Deirdre Moore | March 2016

Books To Move To: Integrating Literature and Dance

Recently, a visitor here at EducationCloset had requested book ideas for getting kids up and moving and interacting with the literature.  I remembered a book that I recommended way back in October in an article about children’s books that could help free the inner artist, but it also seemed a natural book to get kids up and moving.  I have never taught this book before, but I thought it would be such fun to create a lesson integrating literature and dance using this book, so I did.

Here is my idea for an arts integration lesson integrating literature and dance for first or second graders using Mem Fox’s book The Straight Line Wonder, illustrated by Marc Rosenthal.

It is the story of 3 straight lines who were friends until one line decided he did not want to be straight anymore.  In the end, he become famous for his non-linear movements, and he reunites with his straight line friends.  It is a book with wonderful movement opportunities and an important message.  May this lesson help open your students’ eyes in integrating literature and dance inspirations that surround them while bringing them to a deeper understanding of story!

Literature Inspired Dance: The Straight Line Wonder

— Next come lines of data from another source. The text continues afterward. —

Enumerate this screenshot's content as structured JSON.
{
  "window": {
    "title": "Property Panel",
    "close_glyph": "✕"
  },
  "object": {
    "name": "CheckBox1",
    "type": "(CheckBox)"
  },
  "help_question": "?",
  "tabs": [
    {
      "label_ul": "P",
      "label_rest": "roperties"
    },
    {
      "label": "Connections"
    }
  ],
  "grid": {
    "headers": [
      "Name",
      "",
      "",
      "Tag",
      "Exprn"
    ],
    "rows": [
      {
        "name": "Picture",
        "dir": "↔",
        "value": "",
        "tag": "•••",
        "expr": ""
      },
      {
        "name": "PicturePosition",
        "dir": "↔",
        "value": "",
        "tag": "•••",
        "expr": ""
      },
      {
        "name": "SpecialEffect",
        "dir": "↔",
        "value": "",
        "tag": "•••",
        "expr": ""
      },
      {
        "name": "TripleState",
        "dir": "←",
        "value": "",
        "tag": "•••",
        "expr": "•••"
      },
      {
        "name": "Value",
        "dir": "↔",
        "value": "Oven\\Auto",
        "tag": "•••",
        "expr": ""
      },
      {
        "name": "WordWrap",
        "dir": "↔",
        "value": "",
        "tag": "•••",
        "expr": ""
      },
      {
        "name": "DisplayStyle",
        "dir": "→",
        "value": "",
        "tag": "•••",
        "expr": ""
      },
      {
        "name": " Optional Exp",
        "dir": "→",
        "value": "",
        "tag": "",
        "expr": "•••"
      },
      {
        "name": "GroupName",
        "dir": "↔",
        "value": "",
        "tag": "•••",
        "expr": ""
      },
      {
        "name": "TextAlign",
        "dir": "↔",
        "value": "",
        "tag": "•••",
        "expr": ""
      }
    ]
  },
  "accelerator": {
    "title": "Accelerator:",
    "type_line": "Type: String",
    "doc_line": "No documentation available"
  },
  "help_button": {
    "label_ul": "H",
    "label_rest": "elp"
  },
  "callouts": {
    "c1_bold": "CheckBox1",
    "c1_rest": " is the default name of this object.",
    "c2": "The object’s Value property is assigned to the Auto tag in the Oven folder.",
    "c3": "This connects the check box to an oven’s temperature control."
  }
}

-CCSS.ELA Grade 1 RL.2. Retell stories, including key details, and demonstrate understanding of their central message or lesson.
-CCSS.ELA Grade 2 RL.2. Recount stories, including fables and folktales from diverse cultures, and determine their central message, lesson, or moral.

Fine Arts:  

-Grade 1, DA:Cr1.1.1  Explore movement inspired by a variety of stimuli and identify the source.
-Grade 2, DA: Cr.1.1.2  Explore movement inspired by a variety of stimuli and suggest additional sources for movement ideas.

Lesson Development:


-Using partner talk, whole class discussion and nonverbal cues have students discuss/indicate whether they have seen a dance performance, whether they know what a choreographer is, and whether they have any ideas where choreographers get their ideas in integrating literature and dances they create.


-Show a clip of the ballet Cinderella (you may wish to show just some of this 10 minute clip).  Tell the students to look for a familiar story. Ask the students to identify the story being told through dance.

-Explain that a choreographer is someone who creates and integrating literature and dance movements for the dancers.

-Have the students brainstorm the different ways this choreographer might have been inspired to create his choreography (the story of Cinderella, the music, etc.).  Explain that when a choreographer is inspired by a story or a book, s/he needs to know the main idea or central message and the key details of the story or the lesson/moral and then integrating literature and dance to demonstrate those ideas.


-Read the story The Straight Line Wonder by Mem Fox.  Instruct the students to listen for things in the story that might inspire movement and give a thumbs up when they hear something that makes them think of a movement.

-Have the students identify the main characters and the types of movements each character might do (2nd and 3rd straight lines might stand straight, wag finger, put up stop sign hands, put hands on hips, etc.; 1st straight line jumping in a rounded shape, twirling, sharp/angular movements, etc.).  Have them practice the various movements.  Discuss what lines 2 and 3 can do to show they have “run off” (sit down, turn their backs to the first line, etc).  Have the students experiment with those movements.
Explore how the lines can show they are friends in the end and still show who is which character.  Have the students experiment with those movements.

-Put the students into groups of 3.  Read through the story with each child in the different groups moving as one of the three characters.  Read through the story 3 times so each child has the chance to be all three of the line characters.


-Create a storyboard with the students to demonstrate the relationship changes of the three lines (friends admonish, friends leave first line to dance alone and get discovered, friends in the end).  Have the students identify the central message or lesson in the story and decide how that can be shown in their movement.

-Have students in their small groups establish the roles.  Play instrumental music for the groups indicating when they should perform the next part of their dance (beginning, middle and end).  Have them rehearse their performances.


-Have students dance their pieces for one another.  The students should watch for the movements that indicate the identity of the character and the relationship of the friends in each part of the story.  In order to meet the dance standard for second graders, have them keep their eyes open for other sources of dance inspiration and allow them to explore those movement ideas as well!

Formative Assessment:

-Watch individual students for appropriate movements at the appropriate times as they demonstrate their dances.

-Have students write and/or discuss how they demonstrated the central message in their dance and have them identify the source of the inspiration for their movement.

About the Author

Deirdre is a teaching artist and AI coach in the San Diego public schools dedicated to helping classroom teachers make arts an integral part of their teaching. Deirdre has an MEd in Arts Integration and over twenty years of classroom and performing arts teaching experience. Email Deirdre.